Keystone State ChalleNGe Academy Graduates First Class of 2024  

42 cadets from the Keystone State ChalleNGe Academy graduated from the 22-week residential phase of the program on their way to a brighter future. 

The KSCA is designed to give at-risk teens a second chance at obtaining their basic education.  Additionally, this gives them the opportunity to learn leadership, self-discipline, and responsibility while working toward finishing their education and building a better life. The cadets participated in numerous community service events, including volunteering at food banks, assisting with the annual March for the Fallen, and maintaining the national cemetery, park, and military ceremony grounds. 

The cadets will now complete a minimum of a one-year mentorship phase of the program throughout various communities while they continue their education, join the workforce, or enter the military

“This class has many accomplishments that we can all be proud of. Most notably is their willingness to take control of their lives, putting them on a path to a positive future,” said

Maj. Gen. Mark Schindler, Pennsylvania’s adjutant general and head of the Department of Military and Veterans Affairs (DMVA)“They have bright futures ahead of them and we look forward to their future accomplishments and contributions to our communities.”

“I feel truly honored to be speaking to these cadets as they complete their Keystone State Challenge Academy resident program,” said Brig.

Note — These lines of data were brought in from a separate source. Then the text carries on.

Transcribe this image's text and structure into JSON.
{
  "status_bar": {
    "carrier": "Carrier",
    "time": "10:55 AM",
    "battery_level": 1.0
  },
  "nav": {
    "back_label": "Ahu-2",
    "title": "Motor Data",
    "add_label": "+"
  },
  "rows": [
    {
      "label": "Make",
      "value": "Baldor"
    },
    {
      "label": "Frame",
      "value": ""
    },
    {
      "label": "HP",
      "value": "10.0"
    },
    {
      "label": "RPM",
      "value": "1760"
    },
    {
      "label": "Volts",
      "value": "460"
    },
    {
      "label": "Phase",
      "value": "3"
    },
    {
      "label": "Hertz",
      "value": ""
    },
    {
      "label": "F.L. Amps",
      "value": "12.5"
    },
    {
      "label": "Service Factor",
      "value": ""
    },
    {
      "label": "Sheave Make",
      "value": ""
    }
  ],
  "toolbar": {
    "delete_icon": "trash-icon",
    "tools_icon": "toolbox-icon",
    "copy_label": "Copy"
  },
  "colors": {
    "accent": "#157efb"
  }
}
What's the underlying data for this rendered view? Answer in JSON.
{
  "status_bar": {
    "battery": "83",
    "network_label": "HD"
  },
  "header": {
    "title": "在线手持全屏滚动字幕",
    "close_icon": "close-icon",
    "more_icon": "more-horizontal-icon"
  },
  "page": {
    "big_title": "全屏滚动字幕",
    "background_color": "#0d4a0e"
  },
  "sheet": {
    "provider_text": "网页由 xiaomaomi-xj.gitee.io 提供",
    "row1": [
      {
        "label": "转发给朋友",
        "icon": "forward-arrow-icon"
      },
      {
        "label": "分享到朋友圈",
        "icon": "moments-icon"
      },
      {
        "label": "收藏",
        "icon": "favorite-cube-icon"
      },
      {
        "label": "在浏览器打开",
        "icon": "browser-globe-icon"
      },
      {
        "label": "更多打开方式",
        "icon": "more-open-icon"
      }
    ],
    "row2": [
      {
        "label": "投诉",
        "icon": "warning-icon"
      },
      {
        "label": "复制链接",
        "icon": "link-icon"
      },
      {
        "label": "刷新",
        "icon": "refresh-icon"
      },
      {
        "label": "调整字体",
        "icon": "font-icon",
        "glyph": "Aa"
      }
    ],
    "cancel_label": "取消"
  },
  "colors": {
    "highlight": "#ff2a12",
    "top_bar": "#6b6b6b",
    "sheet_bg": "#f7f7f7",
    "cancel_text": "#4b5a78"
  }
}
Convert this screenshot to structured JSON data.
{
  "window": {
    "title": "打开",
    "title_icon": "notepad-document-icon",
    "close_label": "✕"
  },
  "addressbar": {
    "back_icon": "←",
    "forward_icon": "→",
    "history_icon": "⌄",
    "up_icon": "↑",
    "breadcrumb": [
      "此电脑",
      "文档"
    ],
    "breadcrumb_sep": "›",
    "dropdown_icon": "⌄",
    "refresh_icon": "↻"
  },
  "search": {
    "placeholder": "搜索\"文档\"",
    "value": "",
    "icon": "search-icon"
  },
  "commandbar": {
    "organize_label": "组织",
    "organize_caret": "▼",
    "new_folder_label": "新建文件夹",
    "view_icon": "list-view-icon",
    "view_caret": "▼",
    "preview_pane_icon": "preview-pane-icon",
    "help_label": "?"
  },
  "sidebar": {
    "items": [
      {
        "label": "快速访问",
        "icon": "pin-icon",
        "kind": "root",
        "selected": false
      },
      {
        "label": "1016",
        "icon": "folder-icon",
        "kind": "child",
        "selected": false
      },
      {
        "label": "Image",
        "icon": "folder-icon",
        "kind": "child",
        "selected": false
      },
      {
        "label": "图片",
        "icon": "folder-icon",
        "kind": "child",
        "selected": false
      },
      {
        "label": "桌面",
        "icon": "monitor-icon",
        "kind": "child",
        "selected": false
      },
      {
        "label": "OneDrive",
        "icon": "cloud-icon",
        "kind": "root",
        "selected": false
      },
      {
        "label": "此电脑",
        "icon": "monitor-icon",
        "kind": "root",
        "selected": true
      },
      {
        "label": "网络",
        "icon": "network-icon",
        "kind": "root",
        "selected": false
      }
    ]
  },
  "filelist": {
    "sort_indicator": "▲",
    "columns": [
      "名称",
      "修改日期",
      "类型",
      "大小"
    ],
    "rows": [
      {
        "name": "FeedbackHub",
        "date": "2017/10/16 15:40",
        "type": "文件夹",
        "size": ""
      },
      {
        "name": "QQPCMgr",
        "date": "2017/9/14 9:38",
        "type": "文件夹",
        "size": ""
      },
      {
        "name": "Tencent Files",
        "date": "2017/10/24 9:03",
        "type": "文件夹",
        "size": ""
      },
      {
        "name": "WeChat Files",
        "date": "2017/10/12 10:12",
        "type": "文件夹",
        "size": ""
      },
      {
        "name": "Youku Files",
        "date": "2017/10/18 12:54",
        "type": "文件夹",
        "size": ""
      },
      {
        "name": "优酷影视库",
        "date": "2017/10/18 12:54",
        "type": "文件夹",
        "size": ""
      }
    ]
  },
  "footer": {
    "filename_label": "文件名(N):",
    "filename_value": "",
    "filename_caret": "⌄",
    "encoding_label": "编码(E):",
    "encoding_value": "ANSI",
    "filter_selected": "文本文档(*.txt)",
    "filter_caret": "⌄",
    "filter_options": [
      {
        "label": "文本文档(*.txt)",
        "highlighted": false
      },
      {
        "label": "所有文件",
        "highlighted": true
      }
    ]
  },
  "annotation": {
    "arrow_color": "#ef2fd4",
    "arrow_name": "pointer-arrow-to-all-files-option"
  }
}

Gen. John Pippy, commencement speaker and director, Joint Staff, Pennsylvania National Guard. “I have toured the academy and have seen the growth and development of the cadets over the last 22 weeks. When you listen to their personal stories and understand the obstacles they have overcome, there is a genuine sense of pride and accomplishment from the cadets and the cadre because they know that these cadets have put themselves on a path that can lead to a much brighter future!”

The opening of the academy at Fort Indiantown Gap (FTIG) in Lebanon County in July 2022 formally established the National Guard Bureau’s Youth ChalleNGe Program in Pennsylvania. 

The program is open to 16- to 18-year-old Pennsylvania residents who are failing to progress in high school or may not be on a clear path to graduating. Applicants must be willing to be drug free, free of felony convictions, and voluntarily commit to the program. The program lasts for 17 ½ months, with the first 22-weeks consisting of residential training at FTIG followed by a minimum of a one-year of mentorship back in their home communities.

The KSCA is a joint effort between the DMVA and the National Guard Bureau in consultation with the Pennsylvania Department of Education (PDE).

The KSCA is now accepting applications for its next class, slated to begin in July.

For detailed eligibility requirements and to begin the application process, visit our Eligibility and Admissions webpage. If you prefer to have an application mailed to you or would like to talk with someone about this program, please contact the academy by emailing RA-MVPACHALLENGE@pa.gov, or by calling 717-861-7767 or 717-820-2936.

Cadets are introduced to the military structure and focus on eight core components: Academic Excellence; Physical Fitness; Leadership/Followership; Responsible Citizenship; Job Skills; Service to the Community; Health and Hygiene; and Life Coping Skills. Graduates often receive high school credits, credentials, or a GED. There is no tuition cost to attend. Meals, housing, uniforms, and school supplies are provided at no charge.

Since the program’s inception in 1993, more than 200,000 young people have completed the ChalleNGe program nationwide. This award-winning program has been recognized as one of the nation’s most effective and cost-efficient programs for targeting youth who have dropped out of school or are at the greatest risk for not satisfactorily progressing, are unemployed or under employed.

The National Guard Youth ChalleNGe Program currently operates 40 Youth Challenge sites in 28 states and territories. The program is both federally and state funded.